The Pups were built from kits at the Canadian Museum of Flight over the past two years and were supposed to fly at Vimy but a late engine change delayed their construction and they didn’t have enough hours on them to fly at Vimy. The Pups will be on static display during events in France.

They will, however, be ready to fly in the second stage of the Vimy Flight operation. All seven aircraft will form a flying circus barnstorming across Canada starting in May. At each stop, they will present educational programs on Vimy and the importance of Canada’s contribution.

Helicopter Circumnavigation Eyed

Bell 429 that will fly around the world.

A father and son team from Ontario will fly a state-of-the-art Bell 429 helicopter around the world starting July 1.

Bob Dengler and his son Steven announced the flight Wednesday and said it will be the first time a Canadian crew has flown around the world in a helicopter and the first time a father and son crew has done it. The two will be accompanied by Bell Helicopter test pilot Dugal MacDuff.

“It is a true adventure that’s an official Canada 150 event celebrating the 150th anniversary of Canadian confederation,” said Steven Dengler

The helicopter, one of Bell’s latest designs, is a light twin designed primarily as a medevac platform but in wide use as a utility and law enforcement aircraft.

The crew will set out from Vaughan, north of Toronto, on Canada Day and head east through Quebec and the Maritimes before skipping over the Atlantic via Greenland and Iceland. They’ll head through Europe and Russia and end with a cross-Canada tour that will finish at the Bell plant in Montreal in mid to late August.

The flight will cover almost 38,000 kilometres with 103 stops in 14 countries. It will raise money for True Patriot Love Foundation, which helps veterans and families, and Southlake Regional Health Centre Foundation.

$23,000 Raised For Instructor

Kristen Ursel is recovering from injuries suffered in a training accident.

A GoFundMe campaign launched two weeks ago to benefit an injured Victoria flight instructor has reached almost a quarter of its goal.

The online fundraiser for Kristen Ursel totalled $23,000 by Wednesday with a goal of $100,000.

Ursel, a single mother who is an instructor with the Victoria Flying Club, was paralyzed in a training accident in Duncan in January. Ursel was trapped in the Cessna 172 for two hours after it went down just off the runway. Her student was able to climb out of the wreck.

Ursel’s neck was broken and she now has only limited use of her hands and arms. She is recovering at G.F. Strong Rehabilitation Centre in Vancouver and hopes to return to aviation in some capacity.

Medical insurance is covering her direct expenses but she will need money to cover other expenses not covered by the insurance.

Breitling Launches DC-3 Tour

Breitling DC-3 will be in Toronto in August.

An iconic DC-3 will become the oldest aircraft to fly around the world this year and it will make a stop in Toronto

Breitling’s DC-3 is 77 years old and took off from Geneva March 9, the 77th anniversary of its first flight.

The aircraft will be in Toronto Aug. 16-17 after going through Europe, the Middle East and Asia.

It will cross the Pacific for an extended tour of the U.S. before heading through Toronto on its way back to Europe.

On board the flight is a Navitimer time piece that will be sold in the fall along with a certificate signed by the flight crew.

The aircraft was delivered to American Airlines in 1940 and spent most of its life in North America.

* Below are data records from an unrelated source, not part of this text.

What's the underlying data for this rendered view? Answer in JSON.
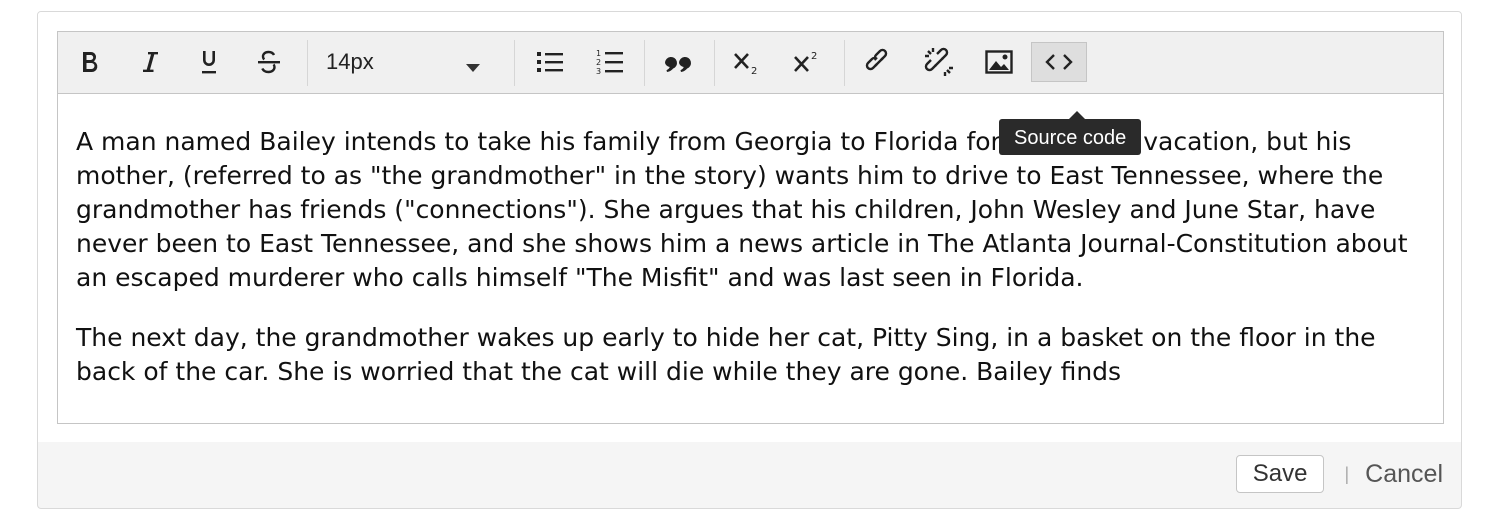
{
  "toolbar": {
    "buttons": [
      {
        "name": "bold-button",
        "icon": "bold-icon"
      },
      {
        "name": "italic-button",
        "icon": "italic-icon"
      },
      {
        "name": "underline-button",
        "icon": "underline-icon"
      },
      {
        "name": "strikethrough-button",
        "icon": "strikethrough-icon"
      },
      {
        "name": "bullet-list-button",
        "icon": "bullet-list-icon"
      },
      {
        "name": "numbered-list-button",
        "icon": "numbered-list-icon"
      },
      {
        "name": "blockquote-button",
        "icon": "quote-icon"
      },
      {
        "name": "subscript-button",
        "icon": "subscript-icon"
      },
      {
        "name": "superscript-button",
        "icon": "superscript-icon"
      },
      {
        "name": "link-button",
        "icon": "link-icon"
      },
      {
        "name": "unlink-button",
        "icon": "unlink-icon"
      },
      {
        "name": "image-button",
        "icon": "image-icon"
      },
      {
        "name": "source-code-button",
        "icon": "code-icon"
      }
    ],
    "font_size": "14px",
    "tooltip": "Source code"
  },
  "content": {
    "paragraphs": [
      "A man named Bailey intends to take his family from Georgia to Florida for a summer vacation, but his mother, (referred to as \"the grandmother\" in the story) wants him to drive to East Tennessee, where the grandmother has friends (\"connections\"). She argues that his children, John Wesley and June Star, have never been to East Tennessee, and she shows him a news article in The Atlanta Journal-Constitution about an escaped murderer who calls himself \"The Misfit\" and was last seen in Florida.",
      "The next day, the grandmother wakes up early to hide her cat, Pitty Sing, in a basket on the floor in the back of the car. She is worried that the cat will die while they are gone. Bailey finds"
    ]
  },
  "actions": {
    "save_label": "Save",
    "divider": "|",
    "cancel_label": "Cancel"
  }
}
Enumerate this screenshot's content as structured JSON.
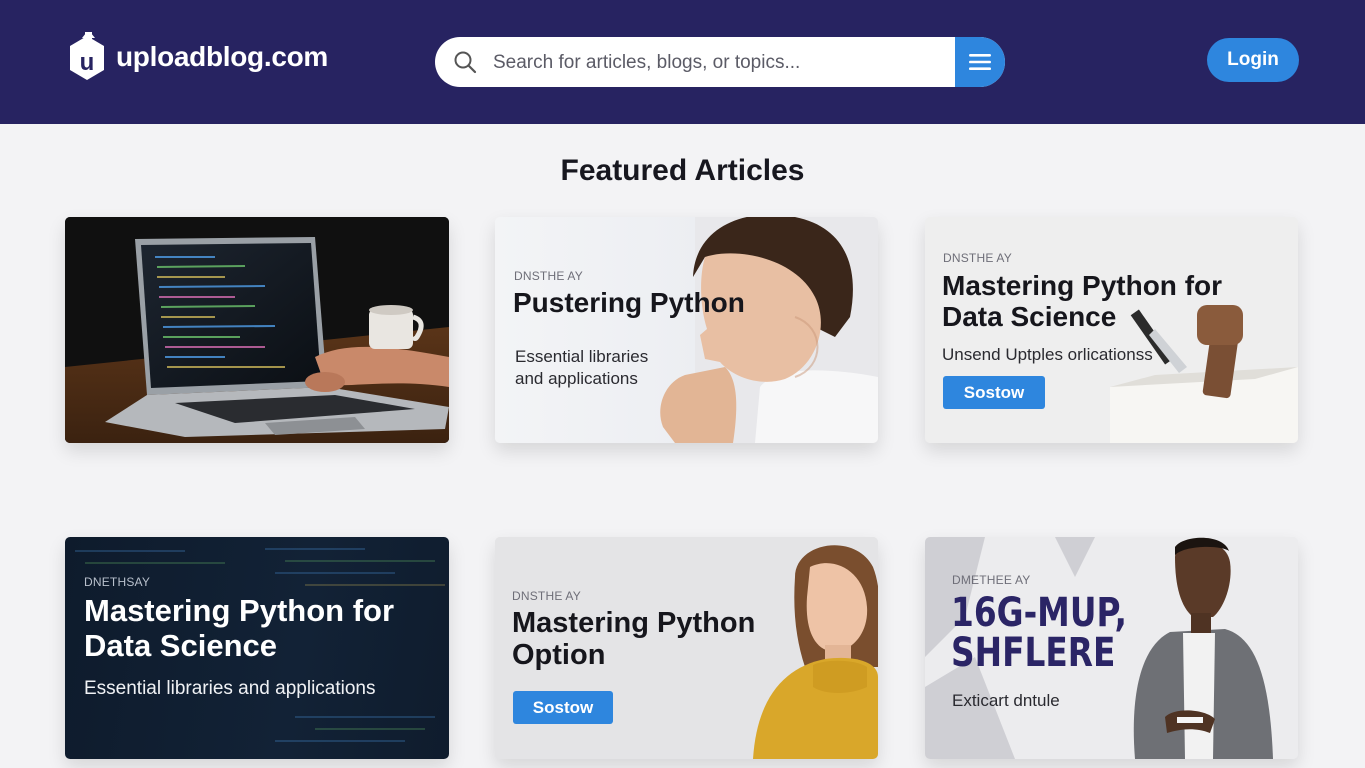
{
  "brand": {
    "name": "uploadblog.com",
    "logo_letter": "u"
  },
  "search": {
    "placeholder": "Search for articles, blogs, or topics..."
  },
  "header": {
    "login_label": "Login"
  },
  "featured": {
    "title": "Featured Articles",
    "cards": [
      {
        "image": "laptop-coding-photo"
      },
      {
        "kicker": "DNSTHE AY",
        "title": "Pustering Python",
        "subtitle_lines": [
          "Essential libraries",
          "and applications"
        ],
        "image": "thinking-man-photo"
      },
      {
        "kicker": "DNSTHE AY",
        "title_lines": [
          "Mastering Python for",
          "Data Science"
        ],
        "subtitle": "Unsend Uptples orlicationss",
        "button": "Sostow",
        "image": "tools-in-box-photo"
      },
      {
        "kicker": "DNETHSAY",
        "title_lines": [
          "Mastering Python for",
          "Data Science"
        ],
        "subtitle": "Essential libraries and applications",
        "image": "code-screen-background"
      },
      {
        "kicker": "DNSTHE AY",
        "title_lines": [
          "Mastering Python",
          "Option"
        ],
        "button": "Sostow",
        "image": "woman-yellow-sweater-photo"
      },
      {
        "kicker": "DMETHEE AY",
        "title_lines": [
          "16G-MUP,",
          "SHFLERE"
        ],
        "subtitle": "Exticart dntule",
        "image": "man-gray-jacket-photo"
      }
    ]
  },
  "colors": {
    "header_bg": "#272361",
    "accent": "#2e86de",
    "page_bg": "#f3f3f5",
    "headline_purple": "#2b2566"
  }
}
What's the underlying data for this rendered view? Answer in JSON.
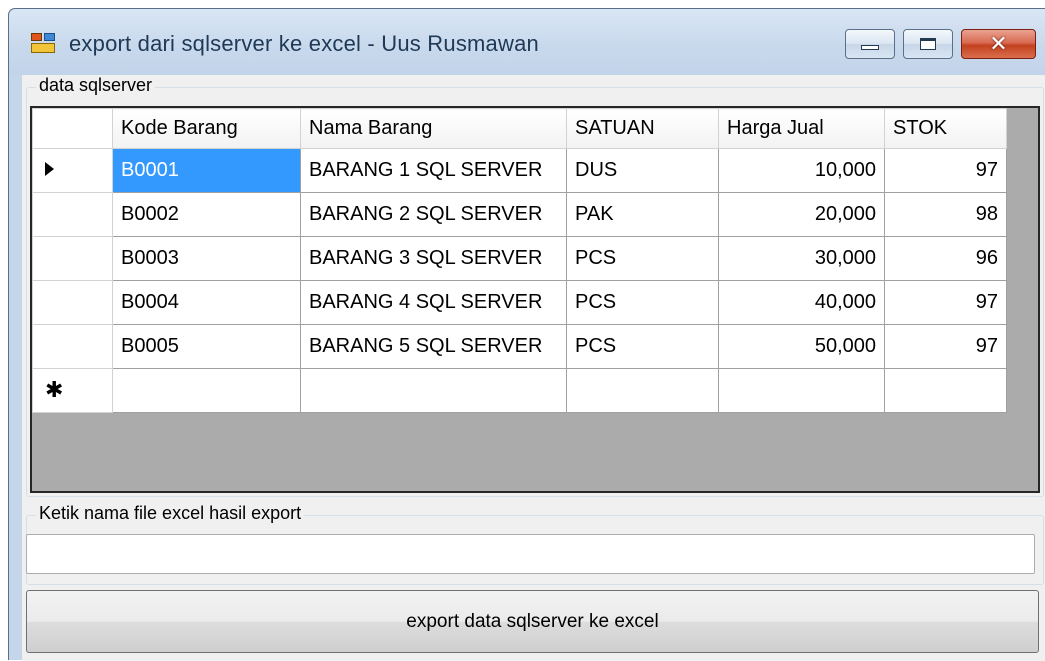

It was bought by Francisco Agullo and a group of friends, with help from Breitling. It was restored to pristine condition and has been used as a promotional vehicle by the Swiss chronometer company since.